I have hope for giving as a tool to eliminate poverty. But too often the basic requirements are not met. In one case, the kickstart doesn’t get the engine running. In the other case, the intended recipient doesn’t get it. But when the requirements are met, giving is a powerful tool. Because an effective kickstart can cause a person to start generating sufficient surplus to provide a kickstart to someone else. At that point, there are two available kickstarts: the one that I gave and the new one.
Tuesday, October 28, 2008
But let's say that private financial markets did contribute to this. And the contribution was completely independent of government intervention.
Ok. So what? Markets produce failure all the time. A company that opens up it's doors with a poor business plan is going to fail. It should fail. That failure is not the fault of the government, nor is it the fault of lack of regulation. It's the fault of the company having a bad business plan. What happens in the market is that the company with the bad business plan is quickly discovered and put out of business. Such a company could not serve it's customers nearly as well as the alternatives that the customers had. Such non-serving companies should fail. And the market discovers these things very quickly.
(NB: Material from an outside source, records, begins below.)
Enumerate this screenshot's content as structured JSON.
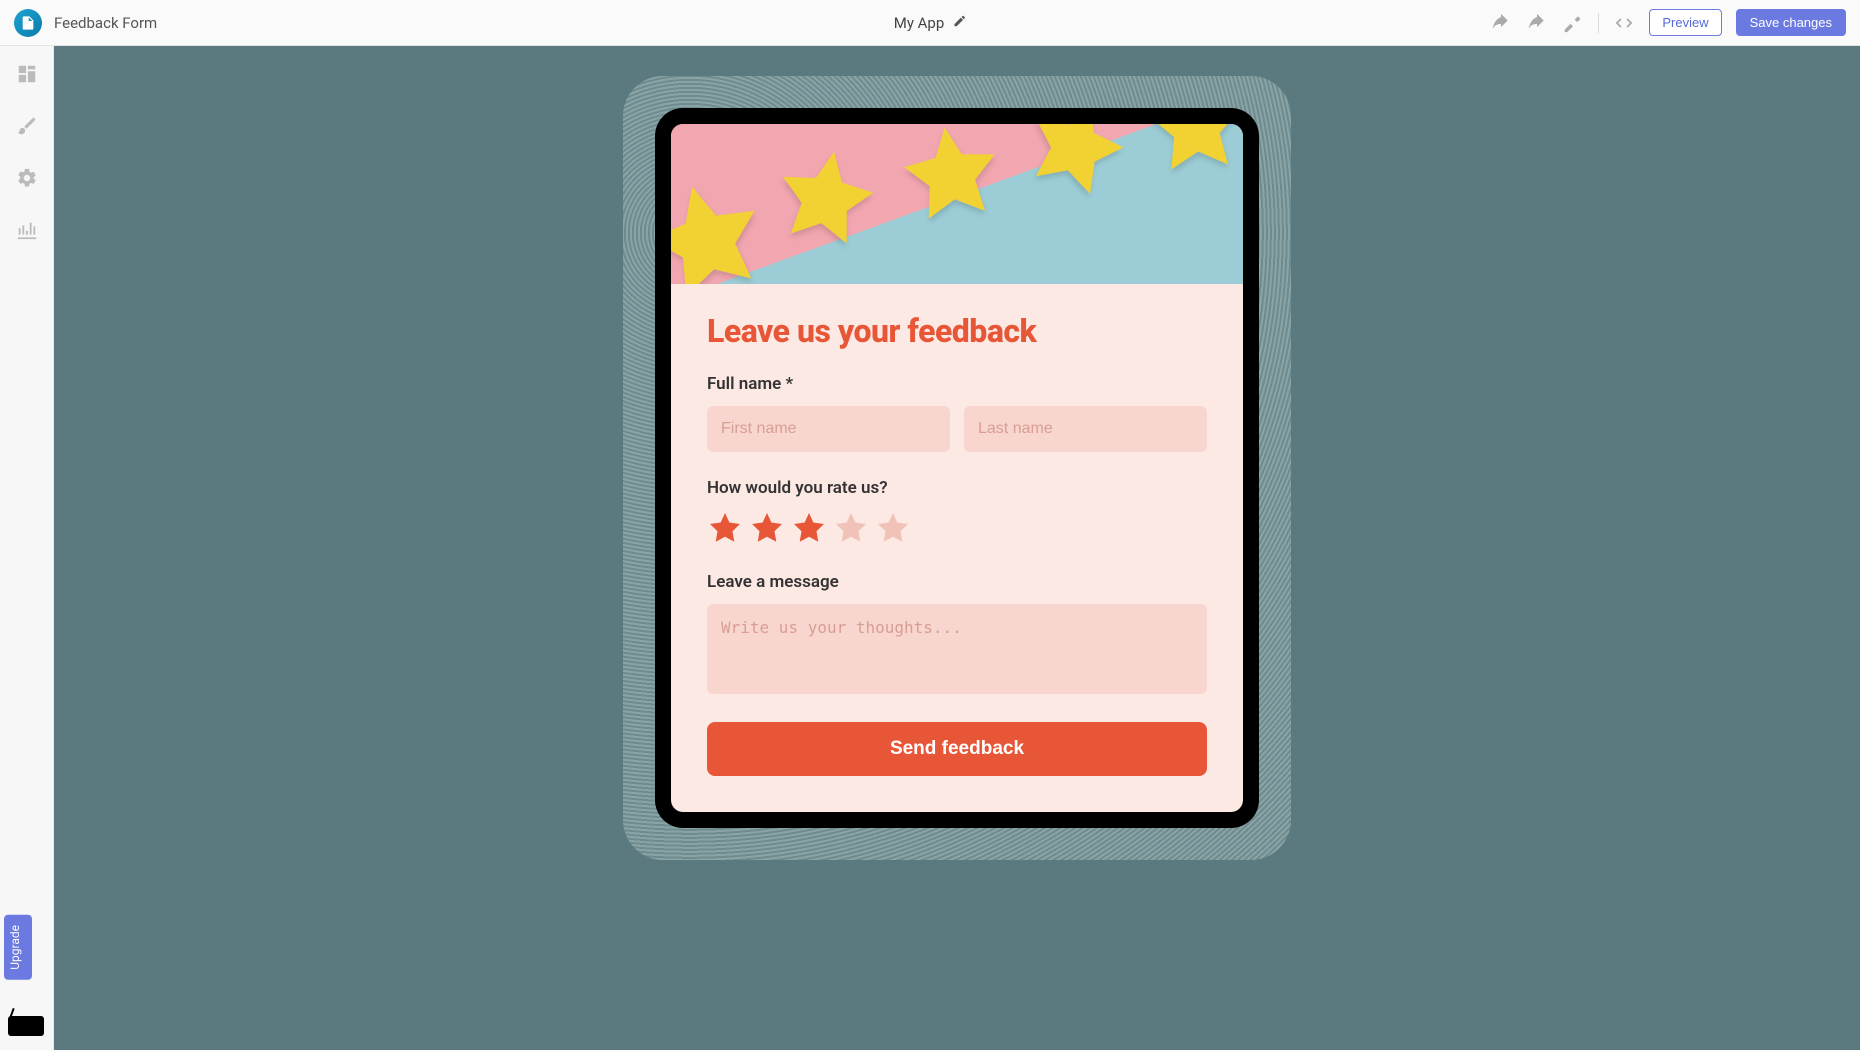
{
  "header": {
    "page_label": "Feedback Form",
    "app_name": "My App",
    "preview_label": "Preview",
    "save_label": "Save changes"
  },
  "sidebar": {
    "upgrade_label": "Upgrade"
  },
  "form": {
    "title": "Leave us your feedback",
    "full_name_label": "Full name *",
    "first_name_placeholder": "First name",
    "last_name_placeholder": "Last name",
    "rate_label": "How would you rate us?",
    "rating_value": 3,
    "rating_max": 5,
    "message_label": "Leave a message",
    "message_placeholder": "Write us your thoughts...",
    "submit_label": "Send feedback"
  },
  "colors": {
    "accent": "#e75637",
    "primary_button": "#6a7ae0",
    "canvas_bg": "#5b7a7f",
    "form_bg": "#fde9e4",
    "input_bg": "#f8d6cf"
  }
}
So this makes me wonder if the failure in the financial markets is just another normal, run-of-the-mill failure. If it is, then that failure should be allowed to proceed so that the bad (non-serving) ideas that were created go away.
What then is the purpose of the bailout package? It recapitalizes financial institutions that were in trouble. In other words, it bails out the bad ideas and lets them live a bit longer. Is this good? It's hard to think that it is. It's more likely that bad ideas that aren't allowed to die will create more destruction in the future.
So, I find it ironic that it is our politicians who are claiming these two things at the same time:
- The financial market failed.
- Let's bail out the financial market.
But I realize that they seem inconsistent to me because I'm focused on the ideas behind the financial markets. Are they good or bad? But these statements might not be focused on that question. Instead, they seem to be saying that the problems we're seeing today would not have happened if the government were running things. So, let's not trust the market, rebuild the failed banks and then have them run by the government. And we'll be good.
Of course for this to work, it requires that we ignore the fact that the government is not immune to failure. And we must also ignore the reality that government failures are *MUCH* harder to undo than market failures. Bad laws, even ones that everyone agrees are bad laws, live on. We have to ignore those inconvenient facts. We seem to be blissfully willing to do that.